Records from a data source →

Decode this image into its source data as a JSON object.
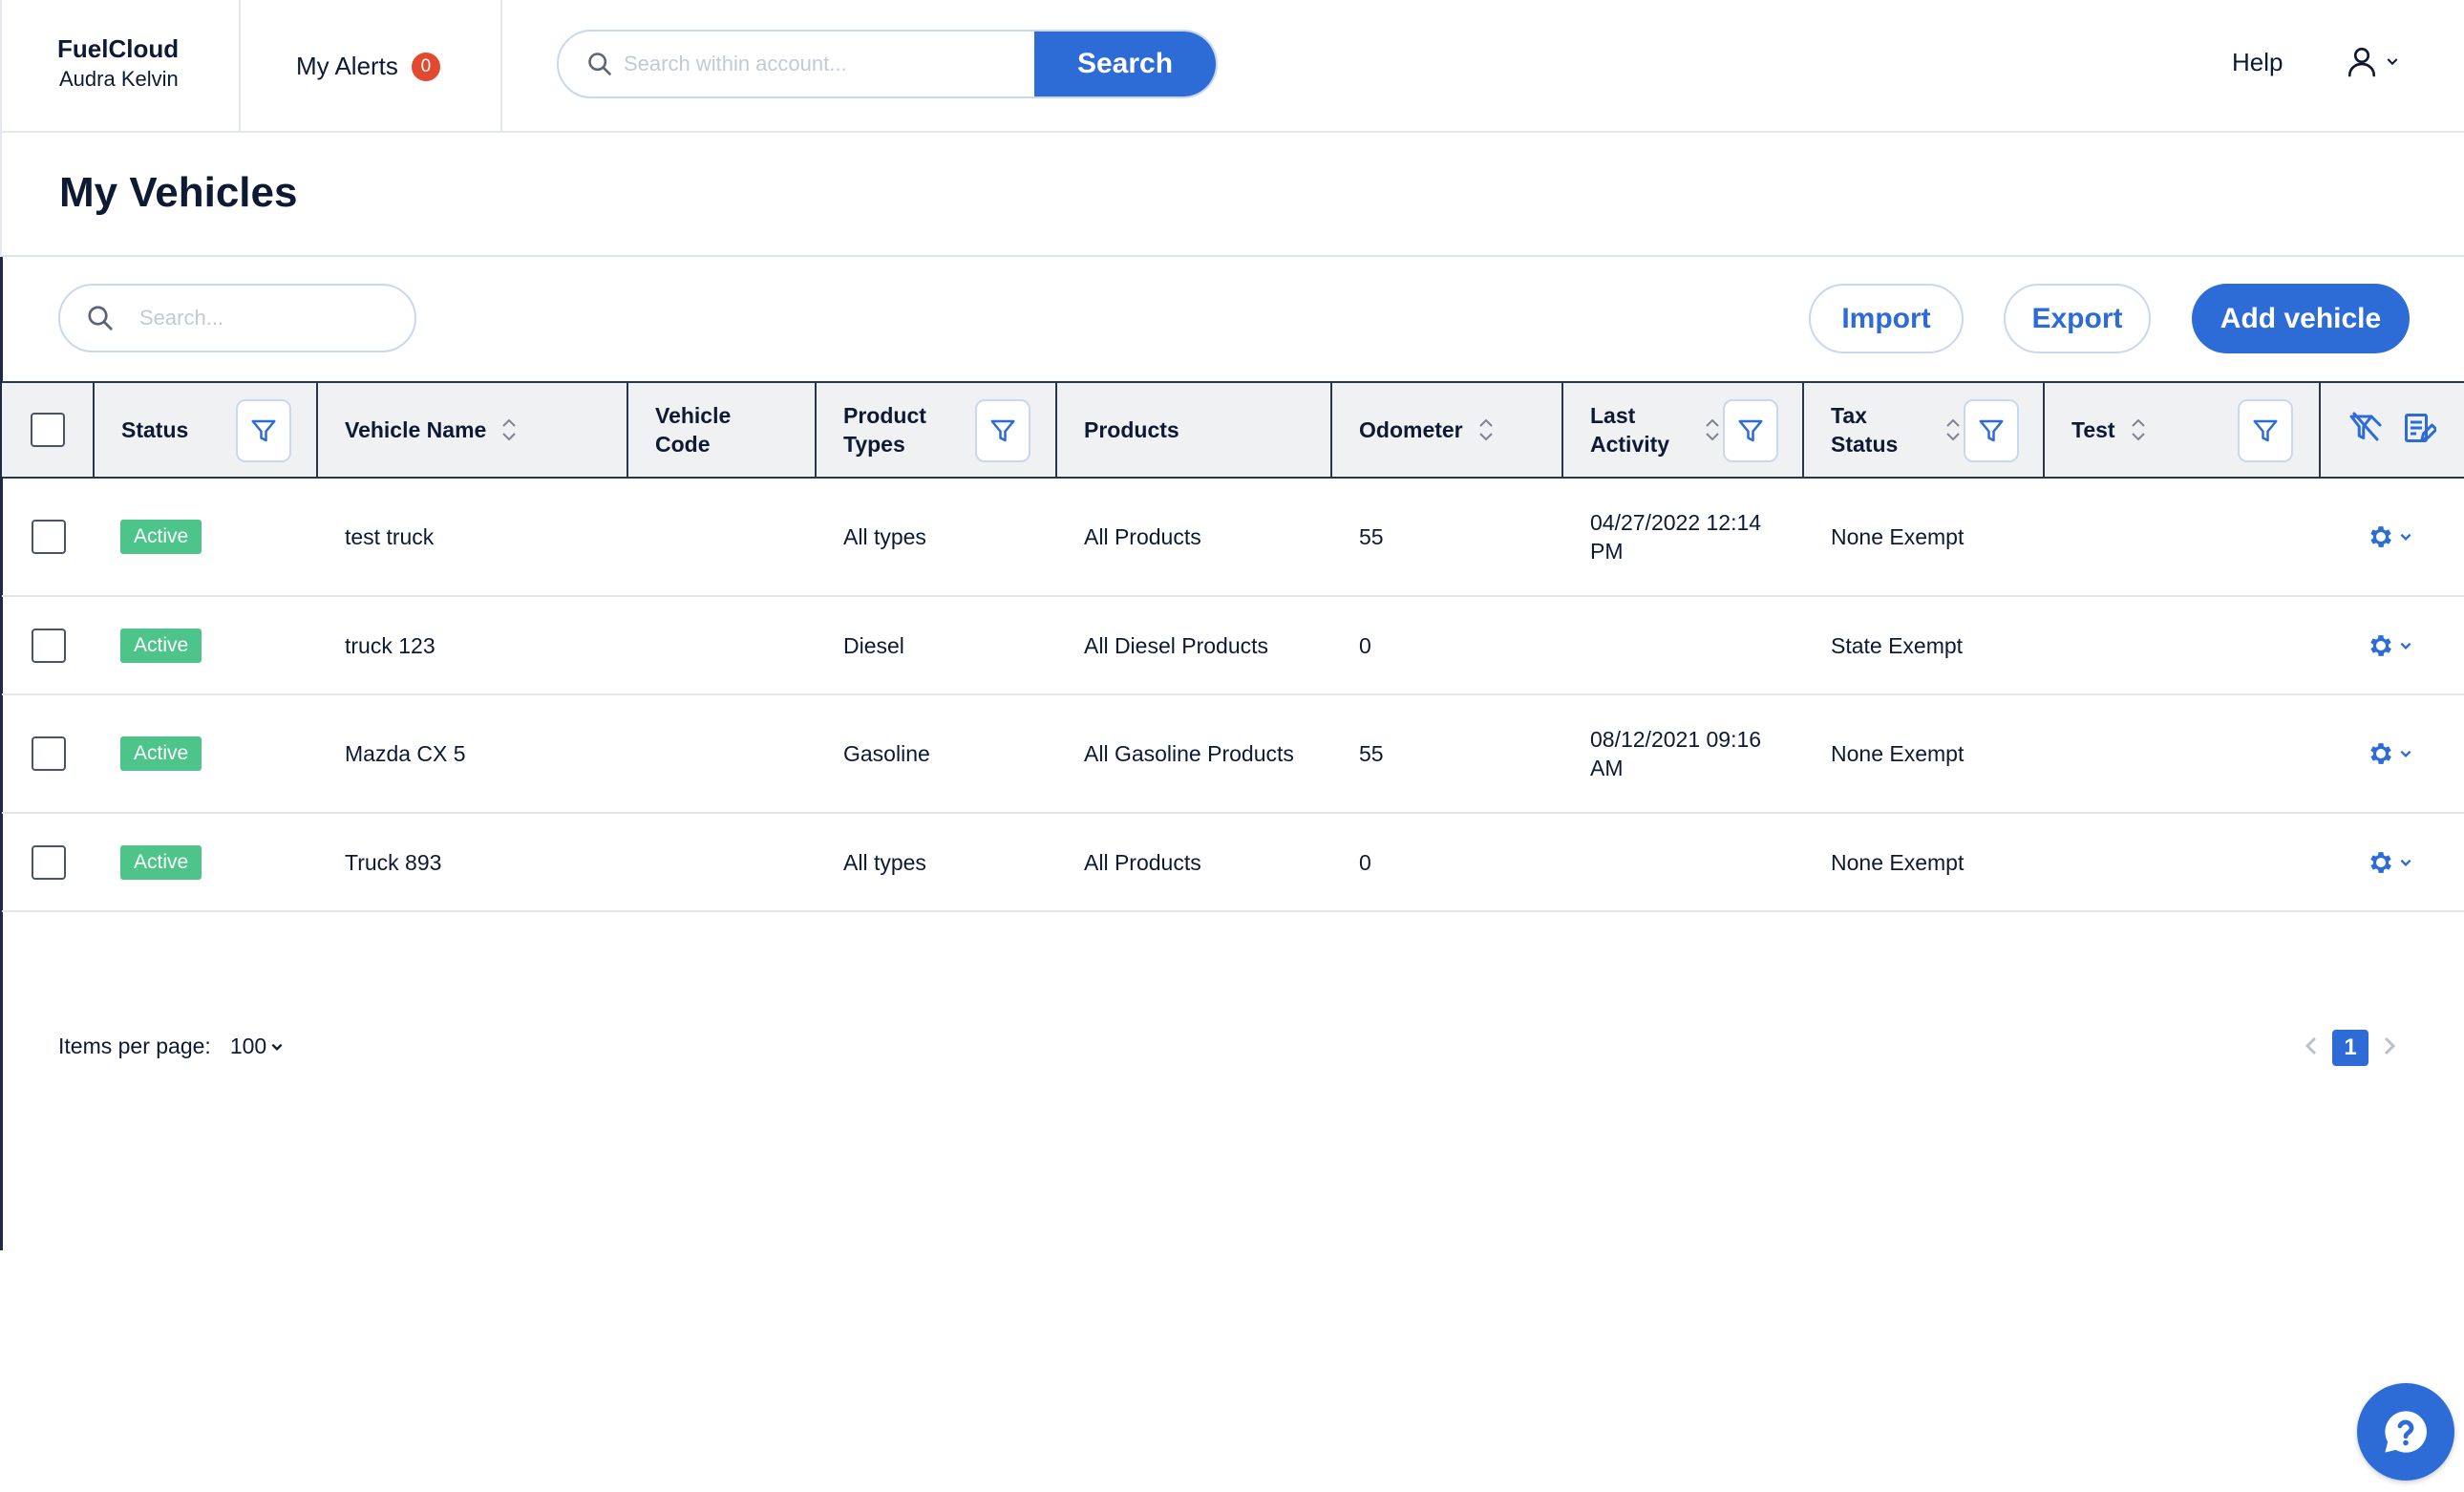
{
  "brand": {
    "name": "FuelCloud",
    "user": "Audra Kelvin"
  },
  "alerts": {
    "label": "My Alerts",
    "count": "0"
  },
  "global_search": {
    "placeholder": "Search within account...",
    "button": "Search"
  },
  "header": {
    "help": "Help"
  },
  "page": {
    "title": "My Vehicles"
  },
  "toolbar": {
    "search_placeholder": "Search...",
    "import": "Import",
    "export": "Export",
    "add_vehicle": "Add vehicle"
  },
  "table": {
    "columns": {
      "status": "Status",
      "vehicle_name": "Vehicle Name",
      "vehicle_code": "Vehicle\nCode",
      "product_types": "Product\nTypes",
      "products": "Products",
      "odometer": "Odometer",
      "last_activity": "Last\nActivity",
      "tax_status": "Tax\nStatus",
      "test": "Test"
    },
    "rows": [
      {
        "status": "Active",
        "vehicle_name": "test truck",
        "vehicle_code": "",
        "product_types": "All types",
        "products": "All Products",
        "odometer": "55",
        "last_activity": "04/27/2022 12:14\nPM",
        "tax_status": "None Exempt",
        "test": ""
      },
      {
        "status": "Active",
        "vehicle_name": "truck 123",
        "vehicle_code": "",
        "product_types": "Diesel",
        "products": "All Diesel Products",
        "odometer": "0",
        "last_activity": "",
        "tax_status": "State Exempt",
        "test": ""
      },
      {
        "status": "Active",
        "vehicle_name": "Mazda CX 5",
        "vehicle_code": "",
        "product_types": "Gasoline",
        "products": "All Gasoline Products",
        "odometer": "55",
        "last_activity": "08/12/2021 09:16\nAM",
        "tax_status": "None Exempt",
        "test": ""
      },
      {
        "status": "Active",
        "vehicle_name": "Truck 893",
        "vehicle_code": "",
        "product_types": "All types",
        "products": "All Products",
        "odometer": "0",
        "last_activity": "",
        "tax_status": "None Exempt",
        "test": ""
      }
    ]
  },
  "pagination": {
    "items_per_page_label": "Items per page:",
    "items_per_page_value": "100",
    "current_page": "1"
  },
  "colors": {
    "accent": "#2d6bd6",
    "active_badge": "#4cc48a",
    "alert_badge": "#e2492f",
    "text": "#0e1a33"
  }
}
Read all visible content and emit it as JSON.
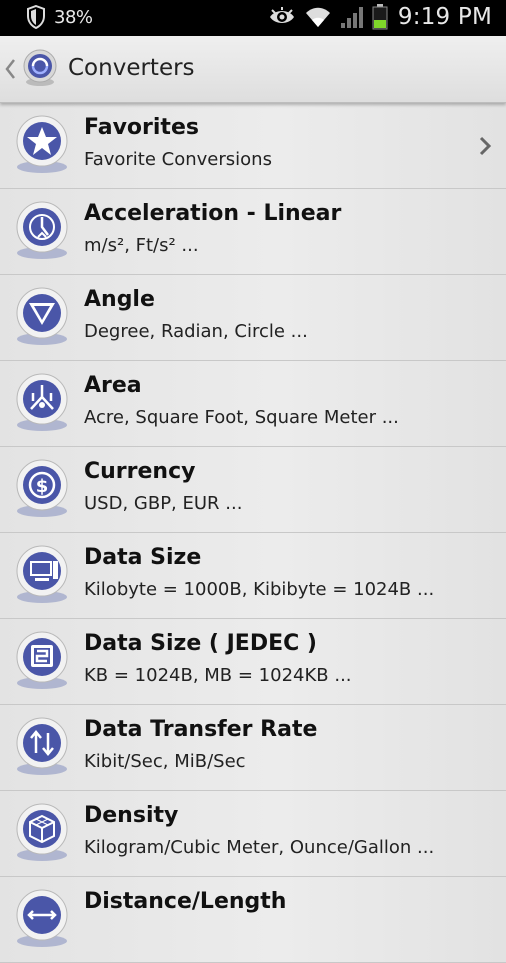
{
  "status_bar": {
    "battery_percent": "38%",
    "time": "9:19 PM",
    "icons": [
      "shield-icon",
      "eye-icon",
      "wifi-icon",
      "signal-icon",
      "battery-icon"
    ],
    "battery_level": 0.38,
    "battery_color": "#7fd62a"
  },
  "title_bar": {
    "title": "Converters",
    "icons": [
      "back-chevron-icon",
      "app-logo-icon"
    ]
  },
  "accent_color": "#4a56a8",
  "list": [
    {
      "title": "Favorites",
      "subtitle": "Favorite Conversions",
      "icon": "star-icon",
      "has_chevron": true
    },
    {
      "title": "Acceleration - Linear",
      "subtitle": "m/s², Ft/s² ...",
      "icon": "acceleration-icon"
    },
    {
      "title": "Angle",
      "subtitle": "Degree, Radian, Circle ...",
      "icon": "angle-icon"
    },
    {
      "title": "Area",
      "subtitle": "Acre, Square Foot, Square Meter ...",
      "icon": "area-icon"
    },
    {
      "title": "Currency",
      "subtitle": "USD, GBP, EUR ...",
      "icon": "currency-icon"
    },
    {
      "title": "Data Size",
      "subtitle": "Kilobyte = 1000B, Kibibyte = 1024B ...",
      "icon": "computer-icon"
    },
    {
      "title": "Data Size ( JEDEC )",
      "subtitle": "KB = 1024B, MB = 1024KB ...",
      "icon": "jedec-icon"
    },
    {
      "title": "Data Transfer Rate",
      "subtitle": "Kibit/Sec, MiB/Sec",
      "icon": "transfer-icon"
    },
    {
      "title": "Density",
      "subtitle": "Kilogram/Cubic Meter, Ounce/Gallon ...",
      "icon": "cube-icon"
    },
    {
      "title": "Distance/Length",
      "subtitle": "",
      "icon": "distance-icon"
    }
  ]
}
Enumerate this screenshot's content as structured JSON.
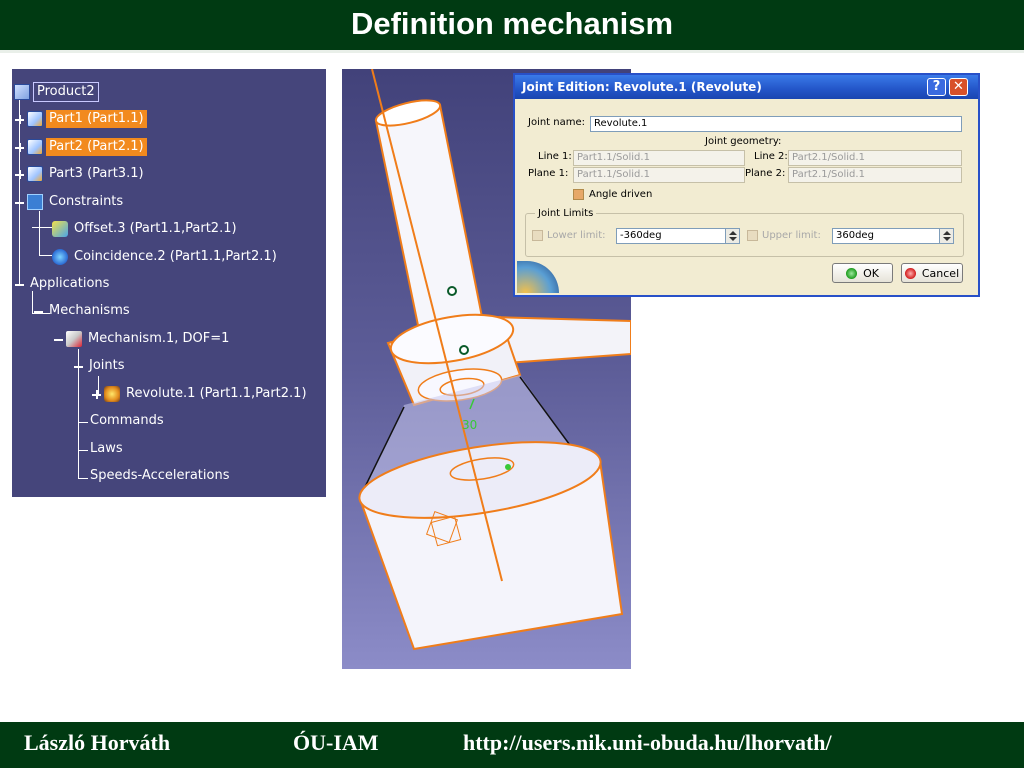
{
  "slide": {
    "title": "Definition mechanism"
  },
  "footer": {
    "author": "László Horváth",
    "org": "ÓU-IAM",
    "url": "http://users.nik.uni-obuda.hu/lhorvath/"
  },
  "tree": {
    "root": "Product2",
    "part1": "Part1 (Part1.1)",
    "part2": "Part2 (Part2.1)",
    "part3": "Part3 (Part3.1)",
    "constraints": "Constraints",
    "offset": "Offset.3 (Part1.1,Part2.1)",
    "coincidence": "Coincidence.2 (Part1.1,Part2.1)",
    "applications": "Applications",
    "mechanisms": "Mechanisms",
    "mechanism": "Mechanism.1, DOF=1",
    "joints": "Joints",
    "revolute": "Revolute.1 (Part1.1,Part2.1)",
    "commands": "Commands",
    "laws": "Laws",
    "speeds": "Speeds-Accelerations"
  },
  "viewer": {
    "angle_label": "30"
  },
  "dialog": {
    "title": "Joint Edition: Revolute.1 (Revolute)",
    "help_glyph": "?",
    "close_glyph": "✕",
    "joint_name_label": "Joint name:",
    "joint_name_value": "Revolute.1",
    "joint_geometry_label": "Joint geometry:",
    "line1_label": "Line 1:",
    "line1_value": "Part1.1/Solid.1",
    "line2_label": "Line 2:",
    "line2_value": "Part2.1/Solid.1",
    "plane1_label": "Plane 1:",
    "plane1_value": "Part1.1/Solid.1",
    "plane2_label": "Plane 2:",
    "plane2_value": "Part2.1/Solid.1",
    "angle_driven_label": "Angle driven",
    "angle_driven_checked": true,
    "joint_limits_label": "Joint Limits",
    "lower_limit_label": "Lower limit:",
    "lower_limit_value": "-360deg",
    "upper_limit_label": "Upper limit:",
    "upper_limit_value": "360deg",
    "ok_label": "OK",
    "cancel_label": "Cancel"
  },
  "colors": {
    "title_bar": "#003a12",
    "tree_bg": "#45457b",
    "highlight": "#f28a1e",
    "dialog_bg": "#f2ecd2",
    "dialog_title": "#2355c8",
    "model_edge": "#f07d1a"
  }
}
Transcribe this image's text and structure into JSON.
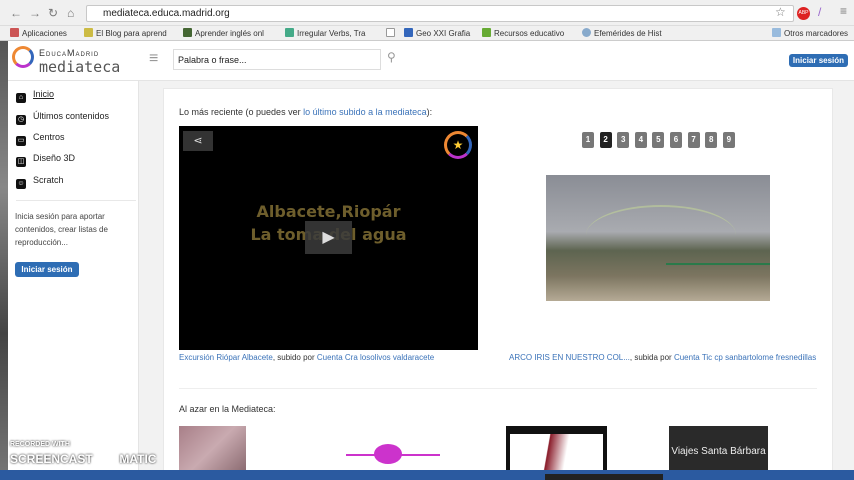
{
  "browser": {
    "url": "mediateca.educa.madrid.org",
    "bookmarks": [
      "Aplicaciones",
      "El Blog para aprend",
      "Aprender inglés onl",
      "Irregular Verbs, Tra",
      "",
      "Geo XXI Grafia",
      "Recursos educativo",
      "Efemérides de Hist"
    ],
    "other_bookmarks": "Otros marcadores",
    "adblock": "ABP"
  },
  "header": {
    "logo_top": "EducaMadrid",
    "logo_bottom": "mediateca",
    "search_placeholder": "Palabra o frase...",
    "login": "Iniciar sesión"
  },
  "sidebar": {
    "items": [
      {
        "label": "Inicio",
        "icon": "home-icon"
      },
      {
        "label": "Últimos contenidos",
        "icon": "clock-icon"
      },
      {
        "label": "Centros",
        "icon": "folder-icon"
      },
      {
        "label": "Diseño 3D",
        "icon": "cube-icon"
      },
      {
        "label": "Scratch",
        "icon": "cat-icon"
      }
    ],
    "info": "Inicia sesión para aportar contenidos, crear listas de reproducción...",
    "login": "Iniciar sesión"
  },
  "main": {
    "recent_prefix": "Lo más reciente (o puedes ver ",
    "recent_link": "lo último subido a la mediateca",
    "recent_suffix": "):",
    "video": {
      "line1": "Albacete,Riopár",
      "line2": "La toma del agua"
    },
    "pages": [
      "1",
      "2",
      "3",
      "4",
      "5",
      "6",
      "7",
      "8",
      "9"
    ],
    "active_page": "2",
    "caption1": {
      "title": "Excursión Riópar Albacete",
      "by": ", subido por ",
      "user": "Cuenta Cra losolivos valdaracete"
    },
    "caption2": {
      "title": "ARCO IRIS EN NUESTRO COL...",
      "by": ", subida por ",
      "user": "Cuenta Tic cp sanbartolome fresnedillas"
    },
    "random_title": "Al azar en la Mediateca:",
    "thumb4_text": "Viajes Santa Bárbara"
  },
  "watermark": {
    "top": "RECORDED WITH",
    "bottom": "SCREENCAST",
    "suffix": "MATIC"
  }
}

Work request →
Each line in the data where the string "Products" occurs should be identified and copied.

Solution to this exercise →
      "products": "Products",
        "products": "All Products",
        "products": "All Diesel Products",
        "products": "All Gasoline Products",
        "products": "All Products",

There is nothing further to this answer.